*What to produce*
All lines of the listing that contain "JSON" should be shown in full.

*Data to use*
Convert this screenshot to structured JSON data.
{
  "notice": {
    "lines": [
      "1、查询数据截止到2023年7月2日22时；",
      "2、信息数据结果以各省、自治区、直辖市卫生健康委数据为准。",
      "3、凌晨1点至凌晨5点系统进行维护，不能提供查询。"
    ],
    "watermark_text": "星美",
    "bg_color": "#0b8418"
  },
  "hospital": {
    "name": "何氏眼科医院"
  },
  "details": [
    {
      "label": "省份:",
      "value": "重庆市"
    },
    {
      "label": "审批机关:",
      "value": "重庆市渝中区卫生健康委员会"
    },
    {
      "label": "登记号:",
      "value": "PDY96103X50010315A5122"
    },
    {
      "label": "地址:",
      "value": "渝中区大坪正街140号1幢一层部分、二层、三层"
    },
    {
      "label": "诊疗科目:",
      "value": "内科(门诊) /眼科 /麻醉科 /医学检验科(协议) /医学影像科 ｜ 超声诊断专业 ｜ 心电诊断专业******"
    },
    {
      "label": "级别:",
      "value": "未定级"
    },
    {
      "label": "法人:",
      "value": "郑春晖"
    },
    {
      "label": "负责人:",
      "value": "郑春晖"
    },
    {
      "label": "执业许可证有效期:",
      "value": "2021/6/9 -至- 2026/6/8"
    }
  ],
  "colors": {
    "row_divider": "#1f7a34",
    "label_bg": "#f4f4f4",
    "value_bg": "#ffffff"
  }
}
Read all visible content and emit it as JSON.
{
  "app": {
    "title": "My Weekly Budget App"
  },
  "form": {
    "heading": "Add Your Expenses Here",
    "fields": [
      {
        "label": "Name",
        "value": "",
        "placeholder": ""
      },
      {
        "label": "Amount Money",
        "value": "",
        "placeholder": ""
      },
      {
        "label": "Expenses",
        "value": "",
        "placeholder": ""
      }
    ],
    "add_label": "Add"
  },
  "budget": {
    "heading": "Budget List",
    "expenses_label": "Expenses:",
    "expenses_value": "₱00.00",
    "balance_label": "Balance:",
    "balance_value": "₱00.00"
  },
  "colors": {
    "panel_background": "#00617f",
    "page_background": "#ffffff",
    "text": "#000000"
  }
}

*Result*
Convert this screenshot to structured JSON data.
Read all visible content and emit it as JSON.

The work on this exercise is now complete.